FEMA to Californians: Buy flood insurance before it's too late

Californians in flood-prone areas have been urged to buy insurance before the coming El Niño pounds the state with heavy rains. 

Robert Rocha/AP/File
Flooding strands cars on a California road. The Federal Emergency Management Agency is urging Californians to buy insurance before it's too late.

With a powerful El Niño already underway in the Pacific Ocean and chances increasing for strong winter rains, federal emergency officials have urged Californians to buy flood insurance before it’s too late.

Purchasing insurance is the most powerful action residents can take against El Niño, said Roy Wright, FEMA's deputy associate administrator for insurance and mitigation, on Friday.

"If there was ever a time to buy flood insurance, this is the time," said Mr. Wright at a press conference. "You cannot get it at the last minute. There's a 30-day wait period for new flood insurance policies to go into effect," he said.

Flood insurance is funded through the federal government, due to a 1968 law enacted after many private companies declined to offer policies following heavy losses.

According to Wright, flood insurance policies for people in high-risk areas can cost $1,000 or a more a year. Policies for people outside those high-risk areas, which are called "preferred risk" policies, are cheaper and can range from about $140 to $500 a year.

"That is often within someone's reach in terms of the kind of investment they can make to buy down their risk," he said. "Even if you buy that policy for only one year, this is the year to buy it."

California residents can rate their flood risk and get insurance quotes on FloodSmart.gov, hosted by FEMA.

In the Bay Area, preparations for the storm season are already underway.

Resident Jason Alarid told the San Jose Mercury News that he's talking with his insurance agent about his flood policy.

"With this El Niño, we think we need more coverage, just in case," he said. "You never know what will happen."

In recent weeks, flash floods across the United States have provided devastating reminders of the power of rising water. Last week, a flash food carried debris and mud onto Interstate 5, north of Los Angeles, blocking traffic and stranding hundreds of motorists.

El Niño – Spanish for 'the boy' – forms every two to seven years and brings heavy rains, floods, and landslides. The last strong El Niño happened in 1997-1998 and is estimated to have caused between $10 billion and $25 billion of losses in the US.

The 2015 El Niño, expected to start this winter, is forecast to be historic.

It has a greater than 90 percent chance of continuing through the winter of 2015-16, warned NOAA officials this summer, and an 80 percent chance of lasting into early spring 2016.

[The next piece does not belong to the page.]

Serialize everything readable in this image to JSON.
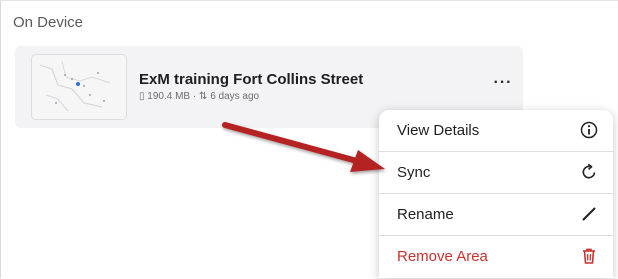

For years, California has been mired in the worst drought on record, and the expected wet season could offer much needed relief. Last year forecasters had predicted a major El Niño event, but it failed to materialize plunging California into extreme drought.

You've read  of  free articles. Subscribe to continue.
Real news can be honest, hopeful, credible, constructive.
What is the Monitor difference? Tackling the tough headlines – with humanity. Listening to sources – with respect. Seeing the story that others are missing by reporting what so often gets overlooked: the values that connect us. That’s Monitor reporting – news that changes how you see the world.

Dear Reader,

About a year ago, I happened upon this statement about the Monitor in the Harvard Business Review – under the charming heading of “do things that don’t interest you”:

“Many things that end up” being meaningful, writes social scientist Joseph Grenny, “have come from conference workshops, articles, or online videos that began as a chore and ended with an insight. My work in Kenya, for example, was heavily influenced by a Christian Science Monitor article I had forced myself to read 10 years earlier. Sometimes, we call things ‘boring’ simply because they lie outside the box we are currently in.”

If you were to come up with a punchline to a joke about the Monitor, that would probably be it. We’re seen as being global, fair, insightful, and perhaps a bit too earnest. We’re the bran muffin of journalism.

But you know what? We change lives. And I’m going to argue that we change lives precisely because we force open that too-small box that most human beings think they live in.

The Monitor is a peculiar little publication that’s hard for the world to figure out. We’re run by a church, but we’re not only for church members and we’re not about converting people. We’re known as being fair even as the world becomes as polarized as at any time since the newspaper’s founding in 1908.

We have a mission beyond circulation, we want to bridge divides. We’re about kicking down the door of thought everywhere and saying, “You are bigger and more capable than you realize. And we can prove it.”

If you’re looking for bran muffin journalism, you can subscribe to the Monitor for $15. You’ll get the Monitor Weekly magazine, the Monitor Daily email, and unlimited access to CSMonitor.com.

QR Code to FEMA to Californians: Buy flood insurance before it's too late
Read this article in
QR Code to Subscription page
Start your subscription today